President Nicolas Sarkozy will spell out his plans for reforming the international monetary system and curbing volatility in food and fuel prices on Monday in a keynote speech on France's year-long G20 presidency.
The address, billed as the official launch of his ambitious agenda, will present the findings of whirlwind consultations with G20 leaders including U.S. President Barack Obama and China's Hu Jintao on the three key areas of France's presidency.
Seeking to capitalize on his G20 leadership to improve his dire poll ratings at home, Sarkozy is expected to be most specific about measures to tackle high commodities prices, rather than his designs for overhauling the world's monetary system and reforming global economic governance.
A spike in world food prices to record highs in December has pushed commodities up the G20 agenda. But Sarkozy appears to have garnered scant foreign support for plans to wean the world economy off its reliance on the U.S. dollar and establish a new Bretton Woods system.
Sarkozy is scheduled to deliver a 40 minute speech starting at 11 a.m. (6 a.m. EST) that outlines France's priorities for the year. After the address, he is expected to answer questions for more than an hour.
Everything he will put forward has been discussed with the main partners, said a senior advisor to Sarkozy. These are not solutions but some action points and objectives which G20 countries are ready to work on.
MORE TRANSPARENCY FOR COMMODITIES
In recent weeks, French officials have played down hopes for achieving a major breakthrough on monetary reform by the time France's presidency concludes at a Cannes summit in November, but they point to commodities as an area where much can be done.
Sarkozy's conservative UMP party has strong roots in rural France and the commodities theme is seen as a potential vote winner in next year's presidential election.

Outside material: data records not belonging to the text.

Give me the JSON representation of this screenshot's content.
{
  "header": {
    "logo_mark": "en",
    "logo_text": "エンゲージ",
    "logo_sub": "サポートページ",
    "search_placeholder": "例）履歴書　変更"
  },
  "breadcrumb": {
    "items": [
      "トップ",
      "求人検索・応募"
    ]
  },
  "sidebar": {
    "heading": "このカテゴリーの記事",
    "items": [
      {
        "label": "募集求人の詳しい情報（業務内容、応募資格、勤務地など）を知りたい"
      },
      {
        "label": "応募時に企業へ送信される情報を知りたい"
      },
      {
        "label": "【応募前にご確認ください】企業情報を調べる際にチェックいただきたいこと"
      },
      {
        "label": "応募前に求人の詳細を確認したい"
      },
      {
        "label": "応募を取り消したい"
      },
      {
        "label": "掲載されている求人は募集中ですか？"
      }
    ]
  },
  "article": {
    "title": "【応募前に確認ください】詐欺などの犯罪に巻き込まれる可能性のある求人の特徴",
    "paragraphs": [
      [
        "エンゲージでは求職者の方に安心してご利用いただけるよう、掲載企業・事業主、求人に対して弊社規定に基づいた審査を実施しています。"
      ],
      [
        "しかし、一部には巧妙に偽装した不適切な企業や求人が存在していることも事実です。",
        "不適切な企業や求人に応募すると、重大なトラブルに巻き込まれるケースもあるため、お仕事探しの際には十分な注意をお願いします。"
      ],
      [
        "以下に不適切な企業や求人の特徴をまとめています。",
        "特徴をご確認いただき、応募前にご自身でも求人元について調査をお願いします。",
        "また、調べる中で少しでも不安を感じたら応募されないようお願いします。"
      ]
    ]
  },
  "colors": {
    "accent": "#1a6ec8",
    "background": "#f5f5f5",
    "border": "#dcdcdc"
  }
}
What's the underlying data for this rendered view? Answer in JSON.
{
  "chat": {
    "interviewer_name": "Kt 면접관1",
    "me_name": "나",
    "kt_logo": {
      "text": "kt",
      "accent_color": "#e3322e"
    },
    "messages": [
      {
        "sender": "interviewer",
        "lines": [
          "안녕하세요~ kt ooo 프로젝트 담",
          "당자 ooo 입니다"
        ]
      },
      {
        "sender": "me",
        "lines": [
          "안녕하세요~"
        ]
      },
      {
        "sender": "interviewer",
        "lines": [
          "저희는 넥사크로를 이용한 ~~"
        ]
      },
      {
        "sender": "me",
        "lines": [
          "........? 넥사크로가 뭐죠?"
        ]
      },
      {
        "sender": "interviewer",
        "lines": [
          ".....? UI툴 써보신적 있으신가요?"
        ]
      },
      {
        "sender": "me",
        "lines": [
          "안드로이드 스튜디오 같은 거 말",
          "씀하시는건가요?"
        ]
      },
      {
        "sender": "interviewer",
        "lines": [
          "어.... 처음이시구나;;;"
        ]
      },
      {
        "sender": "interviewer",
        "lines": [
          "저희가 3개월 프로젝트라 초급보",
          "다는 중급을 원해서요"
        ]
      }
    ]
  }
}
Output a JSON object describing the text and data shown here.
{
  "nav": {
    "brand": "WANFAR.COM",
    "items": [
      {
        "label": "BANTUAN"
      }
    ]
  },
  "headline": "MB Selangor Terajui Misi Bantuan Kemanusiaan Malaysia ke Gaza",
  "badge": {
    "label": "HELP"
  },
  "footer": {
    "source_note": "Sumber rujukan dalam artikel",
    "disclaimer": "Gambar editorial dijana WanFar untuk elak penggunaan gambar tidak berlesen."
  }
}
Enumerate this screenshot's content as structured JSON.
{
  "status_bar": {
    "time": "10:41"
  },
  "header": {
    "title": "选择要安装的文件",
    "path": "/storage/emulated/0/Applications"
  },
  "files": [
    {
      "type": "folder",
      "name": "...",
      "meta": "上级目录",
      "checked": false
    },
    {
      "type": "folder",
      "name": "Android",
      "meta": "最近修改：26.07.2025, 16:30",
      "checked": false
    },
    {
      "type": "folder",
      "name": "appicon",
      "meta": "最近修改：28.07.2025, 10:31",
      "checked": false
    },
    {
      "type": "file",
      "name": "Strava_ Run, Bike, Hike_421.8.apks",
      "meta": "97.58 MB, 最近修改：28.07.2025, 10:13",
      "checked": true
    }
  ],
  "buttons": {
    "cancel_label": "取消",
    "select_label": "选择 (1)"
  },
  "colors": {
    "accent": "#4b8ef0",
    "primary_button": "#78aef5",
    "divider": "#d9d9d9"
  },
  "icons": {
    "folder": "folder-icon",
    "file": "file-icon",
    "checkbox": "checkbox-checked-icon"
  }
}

A poll on Sunday showed Sarkozy's approval rating languishing near record lows at 30 percent.
He is expected to discuss ways of making commodities and energy markets more transparent -- including curbs on derivatives -- and of improving data on output and inventories.
On monetary reform, France's ruminations on the possibility of giving the International Monetary Fund's Special Drawing Rights a role as a reserve currency have evoked a muted response from emerging market partners and a stern silence from Washington.
French suggestions for creating a permanent institutional framework for the G20, parallel to the IMF and World Bank, have also failed to gain traction with some countries, like Japan, openly opposed.
Monday's speech to some 300 diplomats and journalists is also due to touch on current issues such as last week's threats against France by al Qaeda leader Osama bin Laden and the recent crisis in Tunisia, where Paris was a long-time supporter of ousted President Zine al-Abidine Ben Ali.
(Additional reporting by Emmanuel Jarry and Yves Le Guernigou; Editing by Noah Barkin)